**Aim of the exercise:** Say how many lines in the records contain "this". The reply must consist of the number alone.

━━━━━ Given records ━━━━━

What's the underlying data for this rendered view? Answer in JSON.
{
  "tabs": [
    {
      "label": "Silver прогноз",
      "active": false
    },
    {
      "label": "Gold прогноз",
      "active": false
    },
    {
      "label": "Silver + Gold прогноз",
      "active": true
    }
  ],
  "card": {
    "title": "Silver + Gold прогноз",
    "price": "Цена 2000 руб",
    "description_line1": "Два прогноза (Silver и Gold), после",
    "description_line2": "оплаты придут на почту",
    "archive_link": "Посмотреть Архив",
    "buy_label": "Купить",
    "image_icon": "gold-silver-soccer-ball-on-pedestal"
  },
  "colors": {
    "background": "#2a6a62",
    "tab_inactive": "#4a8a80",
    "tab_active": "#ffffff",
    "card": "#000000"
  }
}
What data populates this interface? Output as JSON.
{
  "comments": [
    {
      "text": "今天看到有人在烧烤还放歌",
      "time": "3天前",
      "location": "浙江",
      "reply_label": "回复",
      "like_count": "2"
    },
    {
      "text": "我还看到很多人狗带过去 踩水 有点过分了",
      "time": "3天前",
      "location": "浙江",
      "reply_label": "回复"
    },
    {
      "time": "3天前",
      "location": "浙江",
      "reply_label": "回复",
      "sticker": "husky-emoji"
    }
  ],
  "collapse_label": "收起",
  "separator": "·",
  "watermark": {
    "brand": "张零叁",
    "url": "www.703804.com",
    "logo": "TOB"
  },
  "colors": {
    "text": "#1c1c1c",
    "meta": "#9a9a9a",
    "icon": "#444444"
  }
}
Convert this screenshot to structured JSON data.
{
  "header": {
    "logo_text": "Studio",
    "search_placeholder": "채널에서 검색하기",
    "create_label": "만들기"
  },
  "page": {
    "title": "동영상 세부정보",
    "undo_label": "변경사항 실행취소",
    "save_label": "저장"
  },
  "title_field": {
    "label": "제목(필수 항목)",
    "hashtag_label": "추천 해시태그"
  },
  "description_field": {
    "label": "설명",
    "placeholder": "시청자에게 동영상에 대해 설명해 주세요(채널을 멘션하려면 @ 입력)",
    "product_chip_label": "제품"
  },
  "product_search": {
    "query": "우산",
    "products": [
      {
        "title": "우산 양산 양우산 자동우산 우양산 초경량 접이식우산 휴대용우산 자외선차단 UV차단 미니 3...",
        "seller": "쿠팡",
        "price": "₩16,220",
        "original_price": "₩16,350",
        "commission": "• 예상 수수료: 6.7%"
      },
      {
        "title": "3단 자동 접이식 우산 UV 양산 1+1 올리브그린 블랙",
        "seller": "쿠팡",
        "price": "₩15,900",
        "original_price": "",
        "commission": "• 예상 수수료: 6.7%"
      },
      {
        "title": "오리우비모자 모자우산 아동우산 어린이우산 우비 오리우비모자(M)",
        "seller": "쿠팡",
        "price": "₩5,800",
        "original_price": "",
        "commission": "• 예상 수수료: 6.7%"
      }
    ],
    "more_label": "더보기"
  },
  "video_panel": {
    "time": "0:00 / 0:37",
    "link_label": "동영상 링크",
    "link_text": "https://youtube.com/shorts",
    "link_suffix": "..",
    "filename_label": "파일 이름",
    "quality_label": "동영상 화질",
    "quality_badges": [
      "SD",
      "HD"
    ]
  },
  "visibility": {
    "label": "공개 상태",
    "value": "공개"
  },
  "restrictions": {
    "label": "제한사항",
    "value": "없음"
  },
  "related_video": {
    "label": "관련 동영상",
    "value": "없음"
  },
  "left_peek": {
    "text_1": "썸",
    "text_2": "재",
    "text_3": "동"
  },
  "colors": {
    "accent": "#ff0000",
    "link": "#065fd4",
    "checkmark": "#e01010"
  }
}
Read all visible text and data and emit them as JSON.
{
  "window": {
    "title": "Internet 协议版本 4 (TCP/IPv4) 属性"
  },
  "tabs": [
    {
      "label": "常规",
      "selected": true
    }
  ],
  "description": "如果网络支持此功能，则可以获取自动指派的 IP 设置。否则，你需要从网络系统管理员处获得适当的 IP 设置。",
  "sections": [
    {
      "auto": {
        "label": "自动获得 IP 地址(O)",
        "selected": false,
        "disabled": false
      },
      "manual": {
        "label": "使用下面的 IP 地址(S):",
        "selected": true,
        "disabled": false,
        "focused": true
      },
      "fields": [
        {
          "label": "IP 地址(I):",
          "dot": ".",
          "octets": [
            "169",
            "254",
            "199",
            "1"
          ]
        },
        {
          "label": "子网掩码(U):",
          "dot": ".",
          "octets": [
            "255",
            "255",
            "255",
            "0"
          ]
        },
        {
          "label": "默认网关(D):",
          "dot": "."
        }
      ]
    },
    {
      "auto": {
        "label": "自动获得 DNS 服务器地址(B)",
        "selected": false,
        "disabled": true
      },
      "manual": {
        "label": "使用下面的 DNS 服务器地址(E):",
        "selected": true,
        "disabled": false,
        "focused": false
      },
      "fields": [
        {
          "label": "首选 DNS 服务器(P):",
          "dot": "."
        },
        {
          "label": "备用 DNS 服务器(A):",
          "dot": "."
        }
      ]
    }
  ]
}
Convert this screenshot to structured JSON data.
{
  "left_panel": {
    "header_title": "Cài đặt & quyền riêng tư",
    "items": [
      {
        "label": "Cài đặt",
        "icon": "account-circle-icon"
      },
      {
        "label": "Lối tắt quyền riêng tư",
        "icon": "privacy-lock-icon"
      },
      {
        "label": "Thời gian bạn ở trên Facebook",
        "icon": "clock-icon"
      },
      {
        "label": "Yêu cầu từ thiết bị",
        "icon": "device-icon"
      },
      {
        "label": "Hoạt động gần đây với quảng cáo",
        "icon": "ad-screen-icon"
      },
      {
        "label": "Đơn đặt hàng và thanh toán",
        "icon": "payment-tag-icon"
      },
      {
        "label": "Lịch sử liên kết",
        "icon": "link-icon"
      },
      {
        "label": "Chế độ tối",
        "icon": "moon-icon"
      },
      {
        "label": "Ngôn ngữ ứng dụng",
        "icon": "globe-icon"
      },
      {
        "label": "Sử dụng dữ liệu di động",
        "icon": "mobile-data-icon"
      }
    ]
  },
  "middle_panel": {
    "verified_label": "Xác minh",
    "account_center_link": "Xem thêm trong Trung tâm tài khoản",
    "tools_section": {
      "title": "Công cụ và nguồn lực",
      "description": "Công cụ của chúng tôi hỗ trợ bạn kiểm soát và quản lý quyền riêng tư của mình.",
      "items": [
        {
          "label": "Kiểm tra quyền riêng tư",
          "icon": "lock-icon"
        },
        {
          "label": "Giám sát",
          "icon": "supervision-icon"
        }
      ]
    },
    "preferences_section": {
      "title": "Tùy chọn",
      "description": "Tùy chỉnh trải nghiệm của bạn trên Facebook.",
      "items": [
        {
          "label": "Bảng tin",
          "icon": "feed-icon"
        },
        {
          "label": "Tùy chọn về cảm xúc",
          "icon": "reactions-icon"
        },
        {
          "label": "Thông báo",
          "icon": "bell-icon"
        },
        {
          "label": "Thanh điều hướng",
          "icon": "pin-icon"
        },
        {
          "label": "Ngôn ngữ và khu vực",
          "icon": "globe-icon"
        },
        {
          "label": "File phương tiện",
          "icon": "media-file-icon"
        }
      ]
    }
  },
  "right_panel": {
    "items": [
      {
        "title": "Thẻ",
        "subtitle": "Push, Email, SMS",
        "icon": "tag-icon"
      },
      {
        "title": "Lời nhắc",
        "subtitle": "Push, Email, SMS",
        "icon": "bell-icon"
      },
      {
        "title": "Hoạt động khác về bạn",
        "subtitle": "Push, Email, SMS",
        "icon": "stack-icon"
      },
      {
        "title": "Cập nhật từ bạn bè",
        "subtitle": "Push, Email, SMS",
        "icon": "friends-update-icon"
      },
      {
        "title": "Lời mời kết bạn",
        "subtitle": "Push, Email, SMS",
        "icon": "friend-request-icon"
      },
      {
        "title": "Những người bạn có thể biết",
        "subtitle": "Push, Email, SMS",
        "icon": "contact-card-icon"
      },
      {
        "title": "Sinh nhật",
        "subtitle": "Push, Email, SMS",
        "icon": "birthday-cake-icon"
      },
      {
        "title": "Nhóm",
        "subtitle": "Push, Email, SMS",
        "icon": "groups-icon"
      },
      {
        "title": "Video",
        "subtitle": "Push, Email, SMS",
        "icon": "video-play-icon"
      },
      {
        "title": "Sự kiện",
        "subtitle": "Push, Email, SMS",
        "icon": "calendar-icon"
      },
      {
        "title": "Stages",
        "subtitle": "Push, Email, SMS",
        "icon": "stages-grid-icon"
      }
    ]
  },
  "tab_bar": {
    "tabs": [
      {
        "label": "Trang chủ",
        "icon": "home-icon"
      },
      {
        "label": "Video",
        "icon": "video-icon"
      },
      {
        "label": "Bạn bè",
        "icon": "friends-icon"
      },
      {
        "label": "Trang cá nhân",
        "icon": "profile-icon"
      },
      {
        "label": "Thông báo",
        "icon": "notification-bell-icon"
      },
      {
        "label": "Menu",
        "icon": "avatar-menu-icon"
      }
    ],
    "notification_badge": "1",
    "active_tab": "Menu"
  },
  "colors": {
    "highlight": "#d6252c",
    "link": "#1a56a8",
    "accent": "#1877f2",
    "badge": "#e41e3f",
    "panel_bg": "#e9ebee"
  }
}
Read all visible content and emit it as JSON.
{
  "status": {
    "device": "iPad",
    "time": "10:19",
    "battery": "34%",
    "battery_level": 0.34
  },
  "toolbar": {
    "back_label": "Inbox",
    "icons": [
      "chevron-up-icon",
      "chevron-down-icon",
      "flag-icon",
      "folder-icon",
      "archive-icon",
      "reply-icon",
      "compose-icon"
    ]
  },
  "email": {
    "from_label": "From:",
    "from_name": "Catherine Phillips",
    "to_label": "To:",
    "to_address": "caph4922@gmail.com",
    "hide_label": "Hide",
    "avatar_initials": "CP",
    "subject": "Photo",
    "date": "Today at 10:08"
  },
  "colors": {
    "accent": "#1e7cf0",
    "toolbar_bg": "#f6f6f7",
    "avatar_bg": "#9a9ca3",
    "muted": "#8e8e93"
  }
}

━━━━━

**Your response:** 4